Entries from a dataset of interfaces
........

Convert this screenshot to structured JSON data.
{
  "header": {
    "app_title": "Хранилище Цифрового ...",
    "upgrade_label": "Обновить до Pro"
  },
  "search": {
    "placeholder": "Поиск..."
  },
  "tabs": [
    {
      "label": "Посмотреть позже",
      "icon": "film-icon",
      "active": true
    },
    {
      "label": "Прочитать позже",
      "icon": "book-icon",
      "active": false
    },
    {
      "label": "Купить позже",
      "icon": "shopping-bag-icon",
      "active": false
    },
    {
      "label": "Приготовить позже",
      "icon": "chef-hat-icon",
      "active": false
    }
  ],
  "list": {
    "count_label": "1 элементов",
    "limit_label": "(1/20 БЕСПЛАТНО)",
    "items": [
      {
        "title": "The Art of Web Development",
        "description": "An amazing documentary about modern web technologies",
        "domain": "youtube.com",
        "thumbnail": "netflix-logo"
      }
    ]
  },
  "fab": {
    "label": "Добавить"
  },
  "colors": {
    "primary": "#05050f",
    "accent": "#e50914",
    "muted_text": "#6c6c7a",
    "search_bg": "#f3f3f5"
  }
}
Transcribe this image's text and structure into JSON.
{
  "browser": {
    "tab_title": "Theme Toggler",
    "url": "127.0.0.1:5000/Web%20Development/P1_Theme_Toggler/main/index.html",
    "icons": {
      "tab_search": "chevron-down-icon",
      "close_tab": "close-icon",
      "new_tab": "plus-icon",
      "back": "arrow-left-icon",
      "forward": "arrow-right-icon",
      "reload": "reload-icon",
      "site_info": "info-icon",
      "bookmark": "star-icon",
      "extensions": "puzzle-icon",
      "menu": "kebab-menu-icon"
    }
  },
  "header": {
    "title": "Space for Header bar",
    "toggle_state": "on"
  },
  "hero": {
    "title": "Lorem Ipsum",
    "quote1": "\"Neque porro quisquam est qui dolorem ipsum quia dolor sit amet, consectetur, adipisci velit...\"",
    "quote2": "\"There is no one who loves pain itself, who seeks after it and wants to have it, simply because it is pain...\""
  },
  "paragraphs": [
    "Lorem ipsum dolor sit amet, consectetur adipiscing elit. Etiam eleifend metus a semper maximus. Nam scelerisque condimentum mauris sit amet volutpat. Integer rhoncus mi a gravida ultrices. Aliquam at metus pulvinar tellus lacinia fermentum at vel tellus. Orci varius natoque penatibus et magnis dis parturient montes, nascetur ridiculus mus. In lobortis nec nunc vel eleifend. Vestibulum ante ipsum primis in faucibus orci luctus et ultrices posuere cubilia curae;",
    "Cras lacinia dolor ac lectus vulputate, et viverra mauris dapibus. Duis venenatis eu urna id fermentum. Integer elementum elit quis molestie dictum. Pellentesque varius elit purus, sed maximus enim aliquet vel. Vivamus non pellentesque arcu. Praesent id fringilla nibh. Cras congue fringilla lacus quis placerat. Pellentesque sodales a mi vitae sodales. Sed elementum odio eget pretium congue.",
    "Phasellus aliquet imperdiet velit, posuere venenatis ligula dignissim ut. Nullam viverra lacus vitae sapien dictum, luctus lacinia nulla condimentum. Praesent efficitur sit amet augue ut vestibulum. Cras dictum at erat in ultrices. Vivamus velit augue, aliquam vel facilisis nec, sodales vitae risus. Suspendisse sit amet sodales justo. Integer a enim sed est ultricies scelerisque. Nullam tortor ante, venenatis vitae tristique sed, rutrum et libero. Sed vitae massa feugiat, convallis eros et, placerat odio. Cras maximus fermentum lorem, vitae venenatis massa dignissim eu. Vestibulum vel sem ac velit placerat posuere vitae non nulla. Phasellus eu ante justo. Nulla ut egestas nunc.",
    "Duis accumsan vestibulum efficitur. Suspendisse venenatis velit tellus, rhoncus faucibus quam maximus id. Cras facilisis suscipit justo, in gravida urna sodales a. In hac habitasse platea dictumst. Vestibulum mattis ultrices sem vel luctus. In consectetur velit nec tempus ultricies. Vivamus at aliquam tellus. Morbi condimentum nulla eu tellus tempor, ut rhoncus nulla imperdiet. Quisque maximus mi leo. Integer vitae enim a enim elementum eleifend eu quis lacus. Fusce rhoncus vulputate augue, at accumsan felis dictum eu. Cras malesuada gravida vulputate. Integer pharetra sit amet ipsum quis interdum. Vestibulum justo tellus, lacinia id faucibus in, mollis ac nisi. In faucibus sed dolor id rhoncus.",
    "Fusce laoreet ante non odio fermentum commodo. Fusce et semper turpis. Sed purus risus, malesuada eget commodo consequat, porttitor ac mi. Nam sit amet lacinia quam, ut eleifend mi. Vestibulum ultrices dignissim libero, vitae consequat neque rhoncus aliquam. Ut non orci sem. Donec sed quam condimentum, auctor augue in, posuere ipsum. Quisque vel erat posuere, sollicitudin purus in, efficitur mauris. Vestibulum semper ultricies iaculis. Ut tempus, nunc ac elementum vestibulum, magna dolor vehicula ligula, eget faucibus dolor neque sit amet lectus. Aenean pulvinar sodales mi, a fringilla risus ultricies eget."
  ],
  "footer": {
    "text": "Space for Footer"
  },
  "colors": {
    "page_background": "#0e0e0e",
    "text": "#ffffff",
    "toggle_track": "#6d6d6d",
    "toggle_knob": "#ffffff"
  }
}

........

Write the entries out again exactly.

--- Exercise response ---
Convert this screenshot to structured JSON data.
{
  "header": {
    "app_title": "Хранилище Цифрового ...",
    "upgrade_label": "Обновить до Pro"
  },
  "search": {
    "placeholder": "Поиск..."
  },
  "tabs": [
    {
      "label": "Посмотреть позже",
      "icon": "film-icon",
      "active": true
    },
    {
      "label": "Прочитать позже",
      "icon": "book-icon",
      "active": false
    },
    {
      "label": "Купить позже",
      "icon": "shopping-bag-icon",
      "active": false
    },
    {
      "label": "Приготовить позже",
      "icon": "chef-hat-icon",
      "active": false
    }
  ],
  "list": {
    "count_label": "1 элементов",
    "limit_label": "(1/20 БЕСПЛАТНО)",
    "items": [
      {
        "title": "The Art of Web Development",
        "description": "An amazing documentary about modern web technologies",
        "domain": "youtube.com",
        "thumbnail": "netflix-logo"
      }
    ]
  },
  "fab": {
    "label": "Добавить"
  },
  "colors": {
    "primary": "#05050f",
    "accent": "#e50914",
    "muted_text": "#6c6c7a",
    "search_bg": "#f3f3f5"
  }
}
Transcribe this image's text and structure into JSON.
{
  "browser": {
    "tab_title": "Theme Toggler",
    "url": "127.0.0.1:5000/Web%20Development/P1_Theme_Toggler/main/index.html",
    "icons": {
      "tab_search": "chevron-down-icon",
      "close_tab": "close-icon",
      "new_tab": "plus-icon",
      "back": "arrow-left-icon",
      "forward": "arrow-right-icon",
      "reload": "reload-icon",
      "site_info": "info-icon",
      "bookmark": "star-icon",
      "extensions": "puzzle-icon",
      "menu": "kebab-menu-icon"
    }
  },
  "header": {
    "title": "Space for Header bar",
    "toggle_state": "on"
  },
  "hero": {
    "title": "Lorem Ipsum",
    "quote1": "\"Neque porro quisquam est qui dolorem ipsum quia dolor sit amet, consectetur, adipisci velit...\"",
    "quote2": "\"There is no one who loves pain itself, who seeks after it and wants to have it, simply because it is pain...\""
  },
  "paragraphs": [
    "Lorem ipsum dolor sit amet, consectetur adipiscing elit. Etiam eleifend metus a semper maximus. Nam scelerisque condimentum mauris sit amet volutpat. Integer rhoncus mi a gravida ultrices. Aliquam at metus pulvinar tellus lacinia fermentum at vel tellus. Orci varius natoque penatibus et magnis dis parturient montes, nascetur ridiculus mus. In lobortis nec nunc vel eleifend. Vestibulum ante ipsum primis in faucibus orci luctus et ultrices posuere cubilia curae;",
    "Cras lacinia dolor ac lectus vulputate, et viverra mauris dapibus. Duis venenatis eu urna id fermentum. Integer elementum elit quis molestie dictum. Pellentesque varius elit purus, sed maximus enim aliquet vel. Vivamus non pellentesque arcu. Praesent id fringilla nibh. Cras congue fringilla lacus quis placerat. Pellentesque sodales a mi vitae sodales. Sed elementum odio eget pretium congue.",
    "Phasellus aliquet imperdiet velit, posuere venenatis ligula dignissim ut. Nullam viverra lacus vitae sapien dictum, luctus lacinia nulla condimentum. Praesent efficitur sit amet augue ut vestibulum. Cras dictum at erat in ultrices. Vivamus velit augue, aliquam vel facilisis nec, sodales vitae risus. Suspendisse sit amet sodales justo. Integer a enim sed est ultricies scelerisque. Nullam tortor ante, venenatis vitae tristique sed, rutrum et libero. Sed vitae massa feugiat, convallis eros et, placerat odio. Cras maximus fermentum lorem, vitae venenatis massa dignissim eu. Vestibulum vel sem ac velit placerat posuere vitae non nulla. Phasellus eu ante justo. Nulla ut egestas nunc.",
    "Duis accumsan vestibulum efficitur. Suspendisse venenatis velit tellus, rhoncus faucibus quam maximus id. Cras facilisis suscipit justo, in gravida urna sodales a. In hac habitasse platea dictumst. Vestibulum mattis ultrices sem vel luctus. In consectetur velit nec tempus ultricies. Vivamus at aliquam tellus. Morbi condimentum nulla eu tellus tempor, ut rhoncus nulla imperdiet. Quisque maximus mi leo. Integer vitae enim a enim elementum eleifend eu quis lacus. Fusce rhoncus vulputate augue, at accumsan felis dictum eu. Cras malesuada gravida vulputate. Integer pharetra sit amet ipsum quis interdum. Vestibulum justo tellus, lacinia id faucibus in, mollis ac nisi. In faucibus sed dolor id rhoncus.",
    "Fusce laoreet ante non odio fermentum commodo. Fusce et semper turpis. Sed purus risus, malesuada eget commodo consequat, porttitor ac mi. Nam sit amet lacinia quam, ut eleifend mi. Vestibulum ultrices dignissim libero, vitae consequat neque rhoncus aliquam. Ut non orci sem. Donec sed quam condimentum, auctor augue in, posuere ipsum. Quisque vel erat posuere, sollicitudin purus in, efficitur mauris. Vestibulum semper ultricies iaculis. Ut tempus, nunc ac elementum vestibulum, magna dolor vehicula ligula, eget faucibus dolor neque sit amet lectus. Aenean pulvinar sodales mi, a fringilla risus ultricies eget."
  ],
  "footer": {
    "text": "Space for Footer"
  },
  "colors": {
    "page_background": "#0e0e0e",
    "text": "#ffffff",
    "toggle_track": "#6d6d6d",
    "toggle_knob": "#ffffff"
  }
}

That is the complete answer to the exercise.